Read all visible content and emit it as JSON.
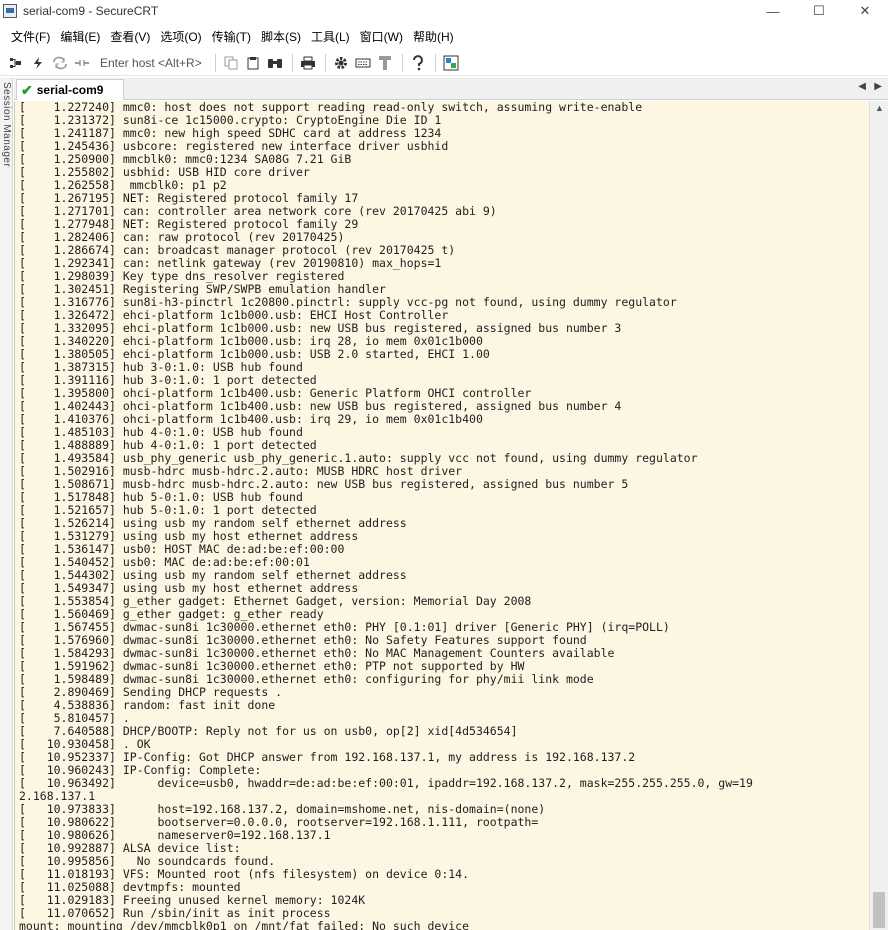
{
  "window": {
    "title": "serial-com9 - SecureCRT",
    "controls": {
      "minimize": "—",
      "maximize": "☐",
      "close": "✕"
    }
  },
  "menu": {
    "items": [
      "文件(F)",
      "编辑(E)",
      "查看(V)",
      "选项(O)",
      "传输(T)",
      "脚本(S)",
      "工具(L)",
      "窗口(W)",
      "帮助(H)"
    ]
  },
  "toolbar": {
    "host_placeholder": "Enter host <Alt+R>"
  },
  "dock": {
    "label": "Session Manager"
  },
  "tabs": [
    {
      "label": "serial-com9",
      "status": "connected"
    }
  ],
  "terminal": {
    "lines": [
      "[    1.227240] mmc0: host does not support reading read-only switch, assuming write-enable",
      "[    1.231372] sun8i-ce 1c15000.crypto: CryptoEngine Die ID 1",
      "[    1.241187] mmc0: new high speed SDHC card at address 1234",
      "[    1.245436] usbcore: registered new interface driver usbhid",
      "[    1.250900] mmcblk0: mmc0:1234 SA08G 7.21 GiB",
      "[    1.255802] usbhid: USB HID core driver",
      "[    1.262558]  mmcblk0: p1 p2",
      "[    1.267195] NET: Registered protocol family 17",
      "[    1.271701] can: controller area network core (rev 20170425 abi 9)",
      "[    1.277948] NET: Registered protocol family 29",
      "[    1.282406] can: raw protocol (rev 20170425)",
      "[    1.286674] can: broadcast manager protocol (rev 20170425 t)",
      "[    1.292341] can: netlink gateway (rev 20190810) max_hops=1",
      "[    1.298039] Key type dns_resolver registered",
      "[    1.302451] Registering SWP/SWPB emulation handler",
      "[    1.316776] sun8i-h3-pinctrl 1c20800.pinctrl: supply vcc-pg not found, using dummy regulator",
      "[    1.326472] ehci-platform 1c1b000.usb: EHCI Host Controller",
      "[    1.332095] ehci-platform 1c1b000.usb: new USB bus registered, assigned bus number 3",
      "[    1.340220] ehci-platform 1c1b000.usb: irq 28, io mem 0x01c1b000",
      "[    1.380505] ehci-platform 1c1b000.usb: USB 2.0 started, EHCI 1.00",
      "[    1.387315] hub 3-0:1.0: USB hub found",
      "[    1.391116] hub 3-0:1.0: 1 port detected",
      "[    1.395800] ohci-platform 1c1b400.usb: Generic Platform OHCI controller",
      "[    1.402443] ohci-platform 1c1b400.usb: new USB bus registered, assigned bus number 4",
      "[    1.410376] ohci-platform 1c1b400.usb: irq 29, io mem 0x01c1b400",
      "[    1.485103] hub 4-0:1.0: USB hub found",
      "[    1.488889] hub 4-0:1.0: 1 port detected",
      "[    1.493584] usb_phy_generic usb_phy_generic.1.auto: supply vcc not found, using dummy regulator",
      "[    1.502916] musb-hdrc musb-hdrc.2.auto: MUSB HDRC host driver",
      "[    1.508671] musb-hdrc musb-hdrc.2.auto: new USB bus registered, assigned bus number 5",
      "[    1.517848] hub 5-0:1.0: USB hub found",
      "[    1.521657] hub 5-0:1.0: 1 port detected",
      "[    1.526214] using usb my random self ethernet address",
      "[    1.531279] using usb my host ethernet address",
      "[    1.536147] usb0: HOST MAC de:ad:be:ef:00:00",
      "[    1.540452] usb0: MAC de:ad:be:ef:00:01",
      "[    1.544302] using usb my random self ethernet address",
      "[    1.549347] using usb my host ethernet address",
      "[    1.553854] g_ether gadget: Ethernet Gadget, version: Memorial Day 2008",
      "[    1.560469] g_ether gadget: g_ether ready",
      "[    1.567455] dwmac-sun8i 1c30000.ethernet eth0: PHY [0.1:01] driver [Generic PHY] (irq=POLL)",
      "[    1.576960] dwmac-sun8i 1c30000.ethernet eth0: No Safety Features support found",
      "[    1.584293] dwmac-sun8i 1c30000.ethernet eth0: No MAC Management Counters available",
      "[    1.591962] dwmac-sun8i 1c30000.ethernet eth0: PTP not supported by HW",
      "[    1.598489] dwmac-sun8i 1c30000.ethernet eth0: configuring for phy/mii link mode",
      "[    2.890469] Sending DHCP requests .",
      "[    4.538836] random: fast init done",
      "[    5.810457] .",
      "[    7.640588] DHCP/BOOTP: Reply not for us on usb0, op[2] xid[4d534654]",
      "[   10.930458] . OK",
      "[   10.952337] IP-Config: Got DHCP answer from 192.168.137.1, my address is 192.168.137.2",
      "[   10.960243] IP-Config: Complete:",
      "[   10.963492]      device=usb0, hwaddr=de:ad:be:ef:00:01, ipaddr=192.168.137.2, mask=255.255.255.0, gw=19",
      "2.168.137.1",
      "[   10.973833]      host=192.168.137.2, domain=mshome.net, nis-domain=(none)",
      "[   10.980622]      bootserver=0.0.0.0, rootserver=192.168.1.111, rootpath=",
      "[   10.980626]      nameserver0=192.168.137.1",
      "[   10.992887] ALSA device list:",
      "[   10.995856]   No soundcards found.",
      "[   11.018193] VFS: Mounted root (nfs filesystem) on device 0:14.",
      "[   11.025088] devtmpfs: mounted",
      "[   11.029183] Freeing unused kernel memory: 1024K",
      "[   11.070652] Run /sbin/init as init process",
      "mount: mounting /dev/mmcblk0p1 on /mnt/fat failed: No such device"
    ]
  }
}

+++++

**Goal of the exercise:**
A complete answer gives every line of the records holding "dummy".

**Task response:**
      "[    1.316776] sun8i-h3-pinctrl 1c20800.pinctrl: supply vcc-pg not found, using dummy regulator",
      "[    1.493584] usb_phy_generic usb_phy_generic.1.auto: supply vcc not found, using dummy regulator",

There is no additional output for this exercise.